(Source records)
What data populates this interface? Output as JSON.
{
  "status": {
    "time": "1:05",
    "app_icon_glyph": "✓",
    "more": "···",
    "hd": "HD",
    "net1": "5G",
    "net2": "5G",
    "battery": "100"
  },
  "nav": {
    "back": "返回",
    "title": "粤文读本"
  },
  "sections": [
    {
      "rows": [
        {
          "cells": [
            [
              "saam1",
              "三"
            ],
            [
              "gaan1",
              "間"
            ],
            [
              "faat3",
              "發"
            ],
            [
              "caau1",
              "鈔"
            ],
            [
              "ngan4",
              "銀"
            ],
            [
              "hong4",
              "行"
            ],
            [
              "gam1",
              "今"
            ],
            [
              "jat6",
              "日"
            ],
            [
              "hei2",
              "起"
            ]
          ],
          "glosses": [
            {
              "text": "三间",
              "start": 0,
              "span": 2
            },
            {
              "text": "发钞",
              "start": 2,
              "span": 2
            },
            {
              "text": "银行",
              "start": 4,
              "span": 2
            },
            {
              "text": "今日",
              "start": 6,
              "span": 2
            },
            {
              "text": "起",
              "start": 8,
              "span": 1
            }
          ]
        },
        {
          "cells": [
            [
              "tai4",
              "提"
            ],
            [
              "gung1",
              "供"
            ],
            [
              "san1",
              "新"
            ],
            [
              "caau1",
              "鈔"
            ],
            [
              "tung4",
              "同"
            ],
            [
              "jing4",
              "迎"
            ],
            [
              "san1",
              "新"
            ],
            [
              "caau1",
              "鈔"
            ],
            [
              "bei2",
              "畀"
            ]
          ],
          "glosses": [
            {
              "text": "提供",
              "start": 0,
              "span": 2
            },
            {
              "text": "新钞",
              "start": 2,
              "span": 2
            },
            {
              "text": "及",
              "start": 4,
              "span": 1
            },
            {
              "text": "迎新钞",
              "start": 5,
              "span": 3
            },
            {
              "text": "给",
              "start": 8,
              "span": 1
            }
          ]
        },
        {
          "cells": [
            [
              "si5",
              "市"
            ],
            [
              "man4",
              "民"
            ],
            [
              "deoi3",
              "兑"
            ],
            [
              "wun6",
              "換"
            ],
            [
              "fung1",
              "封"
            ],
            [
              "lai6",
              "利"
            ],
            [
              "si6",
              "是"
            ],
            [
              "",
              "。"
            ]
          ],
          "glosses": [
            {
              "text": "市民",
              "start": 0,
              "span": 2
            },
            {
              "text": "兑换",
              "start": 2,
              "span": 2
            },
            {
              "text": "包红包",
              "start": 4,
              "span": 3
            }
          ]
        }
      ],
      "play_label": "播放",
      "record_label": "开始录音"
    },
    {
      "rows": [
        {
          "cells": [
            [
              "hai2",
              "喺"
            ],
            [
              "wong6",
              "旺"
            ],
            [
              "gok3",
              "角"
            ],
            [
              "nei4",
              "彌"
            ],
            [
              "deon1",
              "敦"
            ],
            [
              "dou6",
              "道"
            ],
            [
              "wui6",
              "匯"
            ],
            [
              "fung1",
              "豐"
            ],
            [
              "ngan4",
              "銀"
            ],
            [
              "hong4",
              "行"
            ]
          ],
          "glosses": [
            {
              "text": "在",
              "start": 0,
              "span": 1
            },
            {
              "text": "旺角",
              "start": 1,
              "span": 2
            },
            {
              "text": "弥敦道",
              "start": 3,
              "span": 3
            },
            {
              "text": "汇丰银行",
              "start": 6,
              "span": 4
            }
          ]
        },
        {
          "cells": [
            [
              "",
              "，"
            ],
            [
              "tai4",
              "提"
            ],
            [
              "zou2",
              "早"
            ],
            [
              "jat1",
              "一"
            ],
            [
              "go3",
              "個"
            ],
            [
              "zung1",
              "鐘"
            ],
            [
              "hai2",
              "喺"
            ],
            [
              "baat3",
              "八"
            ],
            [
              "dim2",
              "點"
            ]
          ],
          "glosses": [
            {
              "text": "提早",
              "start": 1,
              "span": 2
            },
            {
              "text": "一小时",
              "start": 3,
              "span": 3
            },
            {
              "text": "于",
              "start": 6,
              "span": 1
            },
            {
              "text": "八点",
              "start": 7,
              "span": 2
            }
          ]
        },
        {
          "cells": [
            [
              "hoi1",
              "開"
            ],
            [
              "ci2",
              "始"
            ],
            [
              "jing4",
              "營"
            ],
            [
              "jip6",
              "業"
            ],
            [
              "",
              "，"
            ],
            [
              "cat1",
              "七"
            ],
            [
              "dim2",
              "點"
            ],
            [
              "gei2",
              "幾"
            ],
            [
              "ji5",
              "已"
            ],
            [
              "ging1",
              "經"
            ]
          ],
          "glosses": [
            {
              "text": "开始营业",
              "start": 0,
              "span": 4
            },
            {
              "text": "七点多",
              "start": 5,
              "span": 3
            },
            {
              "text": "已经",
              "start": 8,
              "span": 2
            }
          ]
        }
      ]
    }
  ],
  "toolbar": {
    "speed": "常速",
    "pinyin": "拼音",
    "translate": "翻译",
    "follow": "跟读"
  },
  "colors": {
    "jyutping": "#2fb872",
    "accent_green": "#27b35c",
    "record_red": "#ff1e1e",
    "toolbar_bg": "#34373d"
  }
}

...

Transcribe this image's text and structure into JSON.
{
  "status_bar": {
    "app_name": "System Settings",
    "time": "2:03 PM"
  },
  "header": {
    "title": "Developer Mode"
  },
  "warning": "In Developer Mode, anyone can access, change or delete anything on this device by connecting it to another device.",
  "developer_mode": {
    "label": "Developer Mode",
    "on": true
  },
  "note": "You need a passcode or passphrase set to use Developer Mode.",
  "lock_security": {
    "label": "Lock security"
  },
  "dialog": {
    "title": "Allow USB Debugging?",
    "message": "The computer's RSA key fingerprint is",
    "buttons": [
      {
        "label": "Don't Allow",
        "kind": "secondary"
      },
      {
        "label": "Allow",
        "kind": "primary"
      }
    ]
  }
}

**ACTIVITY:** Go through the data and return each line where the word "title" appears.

**RESULT OF THE TASK:**
    "title": "粤文读本"
    "title": "Developer Mode"
    "title": "Allow USB Debugging?",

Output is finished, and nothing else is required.